WHAT TO PRODUCE – Without including any pictures, return the records below exactly as written.

AVAILABLE DATA –
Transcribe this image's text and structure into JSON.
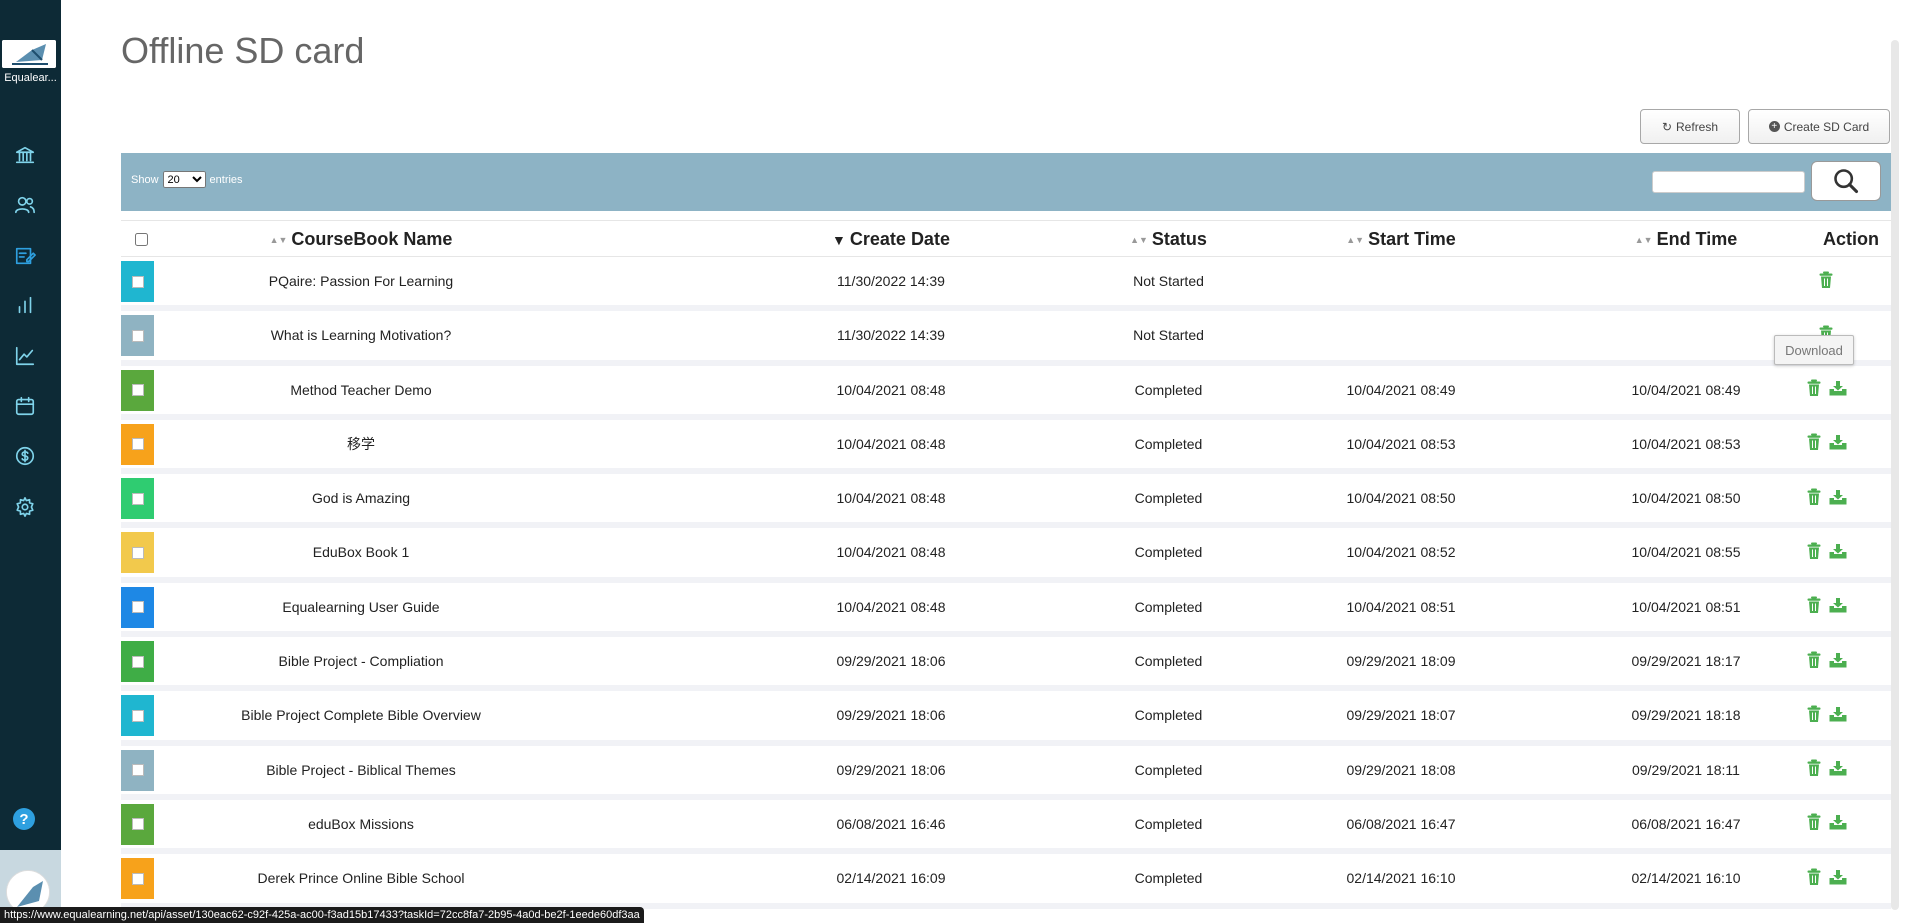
{
  "sidebar": {
    "logo_text": "Equalear...",
    "nav": [
      "institution-icon",
      "users-icon",
      "edit-icon",
      "bar-chart-icon",
      "line-chart-icon",
      "calendar-icon",
      "money-icon",
      "gear-icon"
    ],
    "active_color": "#2ea0e0",
    "icon_color": "#7fd3ea"
  },
  "page": {
    "title": "Offline SD card"
  },
  "buttons": {
    "refresh": "Refresh",
    "create": "Create SD Card"
  },
  "toolbar": {
    "show_label": "Show",
    "show_value": "20",
    "entries_label": "entries",
    "search_placeholder": ""
  },
  "table": {
    "headers": {
      "name": "CourseBook Name",
      "date": "Create Date",
      "status": "Status",
      "start": "Start Time",
      "end": "End Time",
      "action": "Action"
    },
    "rows": [
      {
        "color": "#1fb6d0",
        "name": "PQaire: Passion For Learning",
        "date": "11/30/2022 14:39",
        "status": "Not Started",
        "start": "",
        "end": "",
        "download": false
      },
      {
        "color": "#8fb3c2",
        "name": "What is Learning Motivation?",
        "date": "11/30/2022 14:39",
        "status": "Not Started",
        "start": "",
        "end": "",
        "download": false
      },
      {
        "color": "#5aa83d",
        "name": "Method Teacher Demo",
        "date": "10/04/2021 08:48",
        "status": "Completed",
        "start": "10/04/2021 08:49",
        "end": "10/04/2021 08:49",
        "download": true
      },
      {
        "color": "#f7a21b",
        "name": "移学",
        "date": "10/04/2021 08:48",
        "status": "Completed",
        "start": "10/04/2021 08:53",
        "end": "10/04/2021 08:53",
        "download": true
      },
      {
        "color": "#2fcc71",
        "name": "God is Amazing",
        "date": "10/04/2021 08:48",
        "status": "Completed",
        "start": "10/04/2021 08:50",
        "end": "10/04/2021 08:50",
        "download": true
      },
      {
        "color": "#f2c94c",
        "name": "EduBox Book 1",
        "date": "10/04/2021 08:48",
        "status": "Completed",
        "start": "10/04/2021 08:52",
        "end": "10/04/2021 08:55",
        "download": true
      },
      {
        "color": "#1e88e5",
        "name": "Equalearning User Guide",
        "date": "10/04/2021 08:48",
        "status": "Completed",
        "start": "10/04/2021 08:51",
        "end": "10/04/2021 08:51",
        "download": true
      },
      {
        "color": "#3fad46",
        "name": "Bible Project - Compliation",
        "date": "09/29/2021 18:06",
        "status": "Completed",
        "start": "09/29/2021 18:09",
        "end": "09/29/2021 18:17",
        "download": true
      },
      {
        "color": "#1fb6d0",
        "name": "Bible Project Complete Bible Overview",
        "date": "09/29/2021 18:06",
        "status": "Completed",
        "start": "09/29/2021 18:07",
        "end": "09/29/2021 18:18",
        "download": true
      },
      {
        "color": "#8fb3c2",
        "name": "Bible Project - Biblical Themes",
        "date": "09/29/2021 18:06",
        "status": "Completed",
        "start": "09/29/2021 18:08",
        "end": "09/29/2021 18:11",
        "download": true
      },
      {
        "color": "#5aa83d",
        "name": "eduBox Missions",
        "date": "06/08/2021 16:46",
        "status": "Completed",
        "start": "06/08/2021 16:47",
        "end": "06/08/2021 16:47",
        "download": true
      },
      {
        "color": "#f7a21b",
        "name": "Derek Prince Online Bible School",
        "date": "02/14/2021 16:09",
        "status": "Completed",
        "start": "02/14/2021 16:10",
        "end": "02/14/2021 16:10",
        "download": true
      }
    ]
  },
  "tooltip": "Download",
  "status_url": "https://www.equalearning.net/api/asset/130eac62-c92f-425a-ac00-f3ad15b17433?taskId=72cc8fa7-2b95-4a0d-be2f-1eede60df3aa",
  "accent": "#4caf50"
}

SOLUTION FOR THIS PROBLEM –
Transcribe this image's text and structure into JSON.
{
  "sidebar": {
    "logo_text": "Equalear...",
    "nav": [
      "institution-icon",
      "users-icon",
      "edit-icon",
      "bar-chart-icon",
      "line-chart-icon",
      "calendar-icon",
      "money-icon",
      "gear-icon"
    ],
    "active_color": "#2ea0e0",
    "icon_color": "#7fd3ea"
  },
  "page": {
    "title": "Offline SD card"
  },
  "buttons": {
    "refresh": "Refresh",
    "create": "Create SD Card"
  },
  "toolbar": {
    "show_label": "Show",
    "show_value": "20",
    "entries_label": "entries",
    "search_placeholder": ""
  },
  "table": {
    "headers": {
      "name": "CourseBook Name",
      "date": "Create Date",
      "status": "Status",
      "start": "Start Time",
      "end": "End Time",
      "action": "Action"
    },
    "rows": [
      {
        "color": "#1fb6d0",
        "name": "PQaire: Passion For Learning",
        "date": "11/30/2022 14:39",
        "status": "Not Started",
        "start": "",
        "end": "",
        "download": false
      },
      {
        "color": "#8fb3c2",
        "name": "What is Learning Motivation?",
        "date": "11/30/2022 14:39",
        "status": "Not Started",
        "start": "",
        "end": "",
        "download": false
      },
      {
        "color": "#5aa83d",
        "name": "Method Teacher Demo",
        "date": "10/04/2021 08:48",
        "status": "Completed",
        "start": "10/04/2021 08:49",
        "end": "10/04/2021 08:49",
        "download": true
      },
      {
        "color": "#f7a21b",
        "name": "移学",
        "date": "10/04/2021 08:48",
        "status": "Completed",
        "start": "10/04/2021 08:53",
        "end": "10/04/2021 08:53",
        "download": true
      },
      {
        "color": "#2fcc71",
        "name": "God is Amazing",
        "date": "10/04/2021 08:48",
        "status": "Completed",
        "start": "10/04/2021 08:50",
        "end": "10/04/2021 08:50",
        "download": true
      },
      {
        "color": "#f2c94c",
        "name": "EduBox Book 1",
        "date": "10/04/2021 08:48",
        "status": "Completed",
        "start": "10/04/2021 08:52",
        "end": "10/04/2021 08:55",
        "download": true
      },
      {
        "color": "#1e88e5",
        "name": "Equalearning User Guide",
        "date": "10/04/2021 08:48",
        "status": "Completed",
        "start": "10/04/2021 08:51",
        "end": "10/04/2021 08:51",
        "download": true
      },
      {
        "color": "#3fad46",
        "name": "Bible Project - Compliation",
        "date": "09/29/2021 18:06",
        "status": "Completed",
        "start": "09/29/2021 18:09",
        "end": "09/29/2021 18:17",
        "download": true
      },
      {
        "color": "#1fb6d0",
        "name": "Bible Project Complete Bible Overview",
        "date": "09/29/2021 18:06",
        "status": "Completed",
        "start": "09/29/2021 18:07",
        "end": "09/29/2021 18:18",
        "download": true
      },
      {
        "color": "#8fb3c2",
        "name": "Bible Project - Biblical Themes",
        "date": "09/29/2021 18:06",
        "status": "Completed",
        "start": "09/29/2021 18:08",
        "end": "09/29/2021 18:11",
        "download": true
      },
      {
        "color": "#5aa83d",
        "name": "eduBox Missions",
        "date": "06/08/2021 16:46",
        "status": "Completed",
        "start": "06/08/2021 16:47",
        "end": "06/08/2021 16:47",
        "download": true
      },
      {
        "color": "#f7a21b",
        "name": "Derek Prince Online Bible School",
        "date": "02/14/2021 16:09",
        "status": "Completed",
        "start": "02/14/2021 16:10",
        "end": "02/14/2021 16:10",
        "download": true
      }
    ]
  },
  "tooltip": "Download",
  "status_url": "https://www.equalearning.net/api/asset/130eac62-c92f-425a-ac00-f3ad15b17433?taskId=72cc8fa7-2b95-4a0d-be2f-1eede60df3aa",
  "accent": "#4caf50"
}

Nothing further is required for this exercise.